> [Problem description]:
Where a line of the data holds the word "Organic", copy that line.

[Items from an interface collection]
◆ ◆ ◆ ◆ ◆

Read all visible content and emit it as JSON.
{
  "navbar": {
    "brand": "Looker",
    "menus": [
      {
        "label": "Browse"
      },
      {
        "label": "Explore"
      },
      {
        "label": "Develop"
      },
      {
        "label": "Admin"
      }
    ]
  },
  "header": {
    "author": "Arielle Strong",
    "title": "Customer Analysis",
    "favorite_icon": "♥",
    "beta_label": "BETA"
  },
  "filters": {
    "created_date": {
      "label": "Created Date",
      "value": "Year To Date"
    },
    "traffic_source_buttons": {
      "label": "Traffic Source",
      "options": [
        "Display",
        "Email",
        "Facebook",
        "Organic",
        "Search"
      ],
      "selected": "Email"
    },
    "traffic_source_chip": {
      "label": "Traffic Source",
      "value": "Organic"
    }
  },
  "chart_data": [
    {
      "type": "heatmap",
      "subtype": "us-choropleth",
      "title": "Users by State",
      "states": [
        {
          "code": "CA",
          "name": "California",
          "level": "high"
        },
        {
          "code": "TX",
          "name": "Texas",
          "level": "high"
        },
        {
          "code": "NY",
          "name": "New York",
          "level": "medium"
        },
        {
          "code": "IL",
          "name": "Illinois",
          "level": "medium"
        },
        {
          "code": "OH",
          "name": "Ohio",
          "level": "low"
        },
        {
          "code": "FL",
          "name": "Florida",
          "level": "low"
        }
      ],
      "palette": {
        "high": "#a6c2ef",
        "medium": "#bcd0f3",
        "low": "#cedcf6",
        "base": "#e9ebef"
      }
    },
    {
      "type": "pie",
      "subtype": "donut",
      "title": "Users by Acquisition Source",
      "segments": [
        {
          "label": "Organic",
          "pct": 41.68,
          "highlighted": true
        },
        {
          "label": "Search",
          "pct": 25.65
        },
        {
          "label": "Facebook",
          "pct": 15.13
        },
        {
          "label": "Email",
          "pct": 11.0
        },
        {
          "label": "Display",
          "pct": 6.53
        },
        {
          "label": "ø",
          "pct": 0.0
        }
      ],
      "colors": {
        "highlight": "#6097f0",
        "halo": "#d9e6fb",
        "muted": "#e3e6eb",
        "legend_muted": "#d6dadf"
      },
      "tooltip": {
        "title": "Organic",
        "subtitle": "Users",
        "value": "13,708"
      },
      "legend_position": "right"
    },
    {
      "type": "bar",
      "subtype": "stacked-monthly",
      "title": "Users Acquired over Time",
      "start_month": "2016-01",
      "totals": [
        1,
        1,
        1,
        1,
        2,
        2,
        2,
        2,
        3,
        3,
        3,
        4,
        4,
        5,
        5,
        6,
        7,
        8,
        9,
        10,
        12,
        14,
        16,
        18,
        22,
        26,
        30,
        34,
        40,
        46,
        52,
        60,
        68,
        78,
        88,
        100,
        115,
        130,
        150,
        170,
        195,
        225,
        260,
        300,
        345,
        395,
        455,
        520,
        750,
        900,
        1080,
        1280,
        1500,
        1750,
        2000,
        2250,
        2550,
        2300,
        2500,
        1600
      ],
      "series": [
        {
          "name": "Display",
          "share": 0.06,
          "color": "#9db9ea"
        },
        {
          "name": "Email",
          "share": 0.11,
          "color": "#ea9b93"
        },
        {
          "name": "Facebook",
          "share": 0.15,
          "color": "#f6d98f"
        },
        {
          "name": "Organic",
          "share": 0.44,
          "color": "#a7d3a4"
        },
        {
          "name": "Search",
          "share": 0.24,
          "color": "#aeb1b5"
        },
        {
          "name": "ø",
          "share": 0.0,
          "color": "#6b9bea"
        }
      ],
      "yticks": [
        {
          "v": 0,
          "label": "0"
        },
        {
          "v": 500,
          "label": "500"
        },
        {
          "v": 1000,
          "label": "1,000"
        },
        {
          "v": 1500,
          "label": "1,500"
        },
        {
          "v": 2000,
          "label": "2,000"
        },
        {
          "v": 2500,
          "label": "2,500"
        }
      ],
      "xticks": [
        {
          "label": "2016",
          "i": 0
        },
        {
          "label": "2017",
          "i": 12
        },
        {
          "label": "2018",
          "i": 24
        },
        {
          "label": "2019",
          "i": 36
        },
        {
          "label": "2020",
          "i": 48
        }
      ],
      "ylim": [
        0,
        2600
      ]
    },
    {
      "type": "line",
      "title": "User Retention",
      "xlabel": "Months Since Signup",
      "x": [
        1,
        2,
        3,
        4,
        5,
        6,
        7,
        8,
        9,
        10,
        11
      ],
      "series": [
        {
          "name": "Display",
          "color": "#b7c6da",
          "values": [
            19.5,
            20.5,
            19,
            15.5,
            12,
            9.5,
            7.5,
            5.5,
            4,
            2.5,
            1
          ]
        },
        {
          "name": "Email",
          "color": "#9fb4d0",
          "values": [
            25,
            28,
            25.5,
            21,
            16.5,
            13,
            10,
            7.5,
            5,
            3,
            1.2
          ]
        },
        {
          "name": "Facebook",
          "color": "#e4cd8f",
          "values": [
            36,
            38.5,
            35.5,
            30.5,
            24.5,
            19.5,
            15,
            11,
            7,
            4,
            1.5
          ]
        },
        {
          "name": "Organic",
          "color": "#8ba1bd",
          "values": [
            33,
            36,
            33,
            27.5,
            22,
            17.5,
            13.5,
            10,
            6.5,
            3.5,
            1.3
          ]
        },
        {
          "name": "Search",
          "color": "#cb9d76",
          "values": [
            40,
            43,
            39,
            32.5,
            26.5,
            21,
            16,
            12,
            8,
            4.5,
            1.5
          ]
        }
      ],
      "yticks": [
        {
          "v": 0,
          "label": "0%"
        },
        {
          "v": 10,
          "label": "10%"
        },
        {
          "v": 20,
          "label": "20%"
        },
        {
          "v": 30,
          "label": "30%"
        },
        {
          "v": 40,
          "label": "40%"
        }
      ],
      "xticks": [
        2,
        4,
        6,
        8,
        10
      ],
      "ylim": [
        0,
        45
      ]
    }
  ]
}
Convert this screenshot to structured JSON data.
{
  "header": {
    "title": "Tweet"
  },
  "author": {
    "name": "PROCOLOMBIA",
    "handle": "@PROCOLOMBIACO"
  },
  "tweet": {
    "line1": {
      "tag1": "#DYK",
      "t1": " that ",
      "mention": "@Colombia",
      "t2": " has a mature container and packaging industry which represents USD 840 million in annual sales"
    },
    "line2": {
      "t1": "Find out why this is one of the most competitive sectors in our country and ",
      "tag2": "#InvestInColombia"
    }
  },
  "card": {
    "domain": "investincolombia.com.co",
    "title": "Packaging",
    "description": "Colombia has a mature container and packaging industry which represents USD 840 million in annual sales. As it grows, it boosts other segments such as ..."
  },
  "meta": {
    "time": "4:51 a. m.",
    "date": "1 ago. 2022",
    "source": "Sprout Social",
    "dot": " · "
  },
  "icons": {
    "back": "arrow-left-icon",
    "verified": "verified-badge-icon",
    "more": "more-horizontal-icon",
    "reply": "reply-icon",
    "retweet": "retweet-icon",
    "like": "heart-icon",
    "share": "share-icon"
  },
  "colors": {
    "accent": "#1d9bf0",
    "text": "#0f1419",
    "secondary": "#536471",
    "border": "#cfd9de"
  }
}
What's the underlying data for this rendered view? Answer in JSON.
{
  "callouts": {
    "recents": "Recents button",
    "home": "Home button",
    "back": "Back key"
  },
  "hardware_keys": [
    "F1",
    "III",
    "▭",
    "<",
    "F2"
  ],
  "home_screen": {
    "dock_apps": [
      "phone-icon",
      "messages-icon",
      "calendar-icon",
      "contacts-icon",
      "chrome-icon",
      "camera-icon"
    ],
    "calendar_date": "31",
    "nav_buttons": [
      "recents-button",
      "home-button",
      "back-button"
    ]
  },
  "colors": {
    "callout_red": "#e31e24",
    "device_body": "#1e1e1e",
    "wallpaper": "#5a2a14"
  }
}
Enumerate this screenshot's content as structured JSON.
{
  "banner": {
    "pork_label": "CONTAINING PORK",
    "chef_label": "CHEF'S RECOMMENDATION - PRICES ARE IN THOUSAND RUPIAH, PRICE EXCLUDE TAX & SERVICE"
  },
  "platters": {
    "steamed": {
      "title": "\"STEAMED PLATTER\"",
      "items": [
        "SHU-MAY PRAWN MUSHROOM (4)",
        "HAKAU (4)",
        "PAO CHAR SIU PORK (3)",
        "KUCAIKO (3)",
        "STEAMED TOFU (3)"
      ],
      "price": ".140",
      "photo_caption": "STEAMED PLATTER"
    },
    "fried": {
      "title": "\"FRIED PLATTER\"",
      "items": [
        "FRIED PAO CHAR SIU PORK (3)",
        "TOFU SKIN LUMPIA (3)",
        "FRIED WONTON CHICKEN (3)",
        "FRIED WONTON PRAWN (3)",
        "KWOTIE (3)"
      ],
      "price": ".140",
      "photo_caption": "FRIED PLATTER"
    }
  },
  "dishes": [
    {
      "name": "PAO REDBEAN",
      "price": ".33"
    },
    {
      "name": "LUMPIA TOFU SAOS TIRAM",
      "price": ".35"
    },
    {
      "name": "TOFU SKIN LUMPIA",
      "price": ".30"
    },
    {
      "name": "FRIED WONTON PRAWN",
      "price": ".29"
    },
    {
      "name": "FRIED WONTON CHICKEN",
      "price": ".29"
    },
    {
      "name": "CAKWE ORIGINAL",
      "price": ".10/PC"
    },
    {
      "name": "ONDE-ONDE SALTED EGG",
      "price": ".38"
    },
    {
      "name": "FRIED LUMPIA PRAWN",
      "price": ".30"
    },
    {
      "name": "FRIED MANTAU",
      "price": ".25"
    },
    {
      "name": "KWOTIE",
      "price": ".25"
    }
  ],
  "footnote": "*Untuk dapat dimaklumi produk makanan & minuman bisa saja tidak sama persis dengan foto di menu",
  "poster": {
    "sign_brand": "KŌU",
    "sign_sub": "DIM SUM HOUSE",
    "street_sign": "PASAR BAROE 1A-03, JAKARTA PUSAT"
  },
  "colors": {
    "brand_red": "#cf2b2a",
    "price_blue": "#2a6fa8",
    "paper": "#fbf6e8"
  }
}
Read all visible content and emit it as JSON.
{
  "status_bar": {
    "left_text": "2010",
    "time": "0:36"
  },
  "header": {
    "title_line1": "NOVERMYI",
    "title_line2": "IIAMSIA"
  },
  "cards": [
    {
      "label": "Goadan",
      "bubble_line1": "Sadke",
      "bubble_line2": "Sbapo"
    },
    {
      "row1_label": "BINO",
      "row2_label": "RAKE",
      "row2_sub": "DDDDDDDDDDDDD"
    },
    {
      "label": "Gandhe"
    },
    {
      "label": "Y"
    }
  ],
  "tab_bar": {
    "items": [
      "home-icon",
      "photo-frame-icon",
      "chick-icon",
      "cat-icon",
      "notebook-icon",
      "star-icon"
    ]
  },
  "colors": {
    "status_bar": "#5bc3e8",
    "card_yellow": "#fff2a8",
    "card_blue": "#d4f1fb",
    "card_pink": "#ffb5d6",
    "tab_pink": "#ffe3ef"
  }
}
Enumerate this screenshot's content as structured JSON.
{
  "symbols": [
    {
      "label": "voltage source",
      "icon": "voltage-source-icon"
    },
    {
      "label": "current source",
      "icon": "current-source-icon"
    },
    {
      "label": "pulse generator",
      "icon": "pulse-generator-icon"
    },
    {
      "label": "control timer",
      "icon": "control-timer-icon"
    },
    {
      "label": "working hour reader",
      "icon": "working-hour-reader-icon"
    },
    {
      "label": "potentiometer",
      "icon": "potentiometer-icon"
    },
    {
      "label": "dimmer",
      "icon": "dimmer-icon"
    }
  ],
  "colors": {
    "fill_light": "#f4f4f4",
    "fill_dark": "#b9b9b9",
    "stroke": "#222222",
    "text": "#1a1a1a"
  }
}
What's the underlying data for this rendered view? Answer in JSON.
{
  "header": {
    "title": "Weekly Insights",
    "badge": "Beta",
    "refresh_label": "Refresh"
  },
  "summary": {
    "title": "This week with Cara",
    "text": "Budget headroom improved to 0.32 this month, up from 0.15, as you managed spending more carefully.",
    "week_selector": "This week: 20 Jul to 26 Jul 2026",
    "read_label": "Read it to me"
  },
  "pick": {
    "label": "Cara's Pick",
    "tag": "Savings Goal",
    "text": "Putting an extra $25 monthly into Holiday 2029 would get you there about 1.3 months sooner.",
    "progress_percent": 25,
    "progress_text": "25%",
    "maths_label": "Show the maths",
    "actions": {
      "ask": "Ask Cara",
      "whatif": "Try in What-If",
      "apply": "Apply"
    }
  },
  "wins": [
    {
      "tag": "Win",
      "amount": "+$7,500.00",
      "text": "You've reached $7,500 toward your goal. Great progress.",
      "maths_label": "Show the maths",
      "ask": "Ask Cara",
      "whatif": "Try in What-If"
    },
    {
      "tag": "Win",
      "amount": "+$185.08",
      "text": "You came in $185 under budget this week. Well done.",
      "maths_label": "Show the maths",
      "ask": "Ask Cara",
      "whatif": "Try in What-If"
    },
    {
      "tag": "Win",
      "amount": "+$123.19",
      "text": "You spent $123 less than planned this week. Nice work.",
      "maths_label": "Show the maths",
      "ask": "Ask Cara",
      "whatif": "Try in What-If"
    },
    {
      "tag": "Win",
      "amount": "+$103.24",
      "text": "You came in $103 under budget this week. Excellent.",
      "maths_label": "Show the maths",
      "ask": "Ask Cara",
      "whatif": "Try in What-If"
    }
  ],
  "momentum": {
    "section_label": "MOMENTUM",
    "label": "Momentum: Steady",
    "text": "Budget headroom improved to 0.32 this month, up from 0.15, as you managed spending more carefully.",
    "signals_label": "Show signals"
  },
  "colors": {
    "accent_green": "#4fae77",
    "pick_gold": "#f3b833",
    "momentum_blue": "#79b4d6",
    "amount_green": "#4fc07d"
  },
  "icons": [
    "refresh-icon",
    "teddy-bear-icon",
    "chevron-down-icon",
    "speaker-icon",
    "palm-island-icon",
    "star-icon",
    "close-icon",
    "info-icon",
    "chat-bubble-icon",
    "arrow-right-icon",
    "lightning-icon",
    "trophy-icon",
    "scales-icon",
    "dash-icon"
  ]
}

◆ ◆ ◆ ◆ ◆

> [Result of this exercise]:
        "Organic",
      "value": "Organic"
          "label": "Organic",
        "title": "Organic",
          "name": "Organic",
          "name": "Organic",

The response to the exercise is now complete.